@harding_at_mlb
August 2, 2020

DENVER -- For a third baseman, the Rockies’ Nolan Arenado is a pretty darn good wide receiver. We’ll explain. During offseason training, Arenado pretends he is catching a touchdown pass in the corner of the end zone. His trainer throws a football, and Arenado makes the classic over-the-head sliding catch

DENVER -- For a third baseman, the Rockies’ Nolan Arenado is a pretty darn good wide receiver.

We’ll explain.

During offseason training, Arenado pretends he is catching a touchdown pass in the corner of the end zone. His trainer throws a football, and Arenado makes the classic over-the-head sliding catch that brings fans to their feet.

During Saturday night’s 6-1 victory over the Padres, Arenado made a play that would have made any gridiron coach envious.

Box score

In the fifth inning, Arenado started from a slightly shifted position against San Diego left-handed hitter Trent Grisham and ranged 111 feet -- 37 yards, if you really dig football -- into left-field foul territory to make an over-the-head catch of a popup.

No, Arenado is not looking to pack away his seven National League Gold Glove Awards (in as many seasons in the Majors) and jump to the NFL. He’s just being his super-prepared self.

In addition to the footage (or yardage), Statcast calculated just 6.3 seconds of opportunity time. The numbers are nice, but Arenado was not willing to rank it above his 2015 famous catch while diving onto the tarp in San Francisco.

“I don’t really calculate when I’m running out there to go make a play,” Arenado said. “I have no idea. But from what I hear, I haven’t [traveled that far for a play].

“I think the play in San Fran on the tarp was close to it.”

The Rockies led, 4-0, at the time of Saturday's play. Rockies lefty pitcher Kyle Freeland, who held the Padres scoreless for six frames while striking out four and yielding just two hits, said the play seemed like more than one out to him.

“It shows the kind of player that he is,” Freeland said. “There are probably a lot of ballplayers out there that could see how far that ball was traveling, and how much it was tailing toward the seats, that would maybe pull up and not go 100 percent to it. That’s not Nolan.

“Making that play was incredible, and you could just feel the air taken out of the Padres’ wings.”

Arenado responded with modesty. “I don’t know about that.
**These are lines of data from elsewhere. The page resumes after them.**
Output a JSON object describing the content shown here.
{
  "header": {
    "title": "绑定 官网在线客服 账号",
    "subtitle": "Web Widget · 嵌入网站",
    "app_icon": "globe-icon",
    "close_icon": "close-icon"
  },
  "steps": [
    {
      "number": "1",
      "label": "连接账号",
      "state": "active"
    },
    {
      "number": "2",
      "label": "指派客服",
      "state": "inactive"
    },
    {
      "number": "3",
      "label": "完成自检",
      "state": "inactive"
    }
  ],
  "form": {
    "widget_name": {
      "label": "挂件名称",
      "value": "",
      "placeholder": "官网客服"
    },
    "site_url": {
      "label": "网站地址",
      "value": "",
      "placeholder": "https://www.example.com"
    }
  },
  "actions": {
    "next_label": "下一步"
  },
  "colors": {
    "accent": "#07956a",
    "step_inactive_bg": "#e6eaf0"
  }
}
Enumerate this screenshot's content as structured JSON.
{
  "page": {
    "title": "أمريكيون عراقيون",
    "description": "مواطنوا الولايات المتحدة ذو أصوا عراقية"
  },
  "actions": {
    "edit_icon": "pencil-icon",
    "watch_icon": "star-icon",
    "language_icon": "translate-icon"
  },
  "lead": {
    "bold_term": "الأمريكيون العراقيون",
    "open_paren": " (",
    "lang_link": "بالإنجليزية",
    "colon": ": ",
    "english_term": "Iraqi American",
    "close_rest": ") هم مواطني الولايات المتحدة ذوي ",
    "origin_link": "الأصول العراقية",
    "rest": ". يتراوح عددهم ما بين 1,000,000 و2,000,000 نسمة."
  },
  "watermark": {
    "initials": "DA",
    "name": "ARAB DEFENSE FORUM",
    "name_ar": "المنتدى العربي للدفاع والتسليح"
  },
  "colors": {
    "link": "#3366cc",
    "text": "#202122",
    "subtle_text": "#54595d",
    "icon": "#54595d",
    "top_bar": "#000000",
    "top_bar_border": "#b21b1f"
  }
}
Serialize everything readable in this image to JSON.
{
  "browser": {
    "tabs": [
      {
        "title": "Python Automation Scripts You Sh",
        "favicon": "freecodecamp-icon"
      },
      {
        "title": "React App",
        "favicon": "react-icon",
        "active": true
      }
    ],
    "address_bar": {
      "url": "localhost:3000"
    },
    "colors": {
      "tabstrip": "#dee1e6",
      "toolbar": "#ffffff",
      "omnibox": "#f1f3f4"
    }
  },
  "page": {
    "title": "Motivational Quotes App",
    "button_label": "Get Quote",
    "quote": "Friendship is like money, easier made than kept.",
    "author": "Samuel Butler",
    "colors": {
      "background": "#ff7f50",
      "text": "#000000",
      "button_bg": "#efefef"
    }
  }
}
It was another out ... I think it helped Freeland lock in more.”

Rockies manager Bud Black saw Arenado’s play was part of a defensive show.

“I’ll go on record,” Black said. “This was one of the best defensive plays you’ll ever see, when you really think about it.

“Nolan made three great plays. The catch in foul territory was phenomenal. The ball to his left in the shift was a great play. Trevor [Story, the shortstop] diving to his right on a line drive, Trevor up-the-middle dive, flip to [Chris] Owings, double play -- ‘Mac’ [Ryan McMahon] pick on the other end."

Thomas Harding has covered the Rockies since 2000, and for MLB.com since 2002. Follow him on Twitter @harding_at_mlb and like his Facebook page.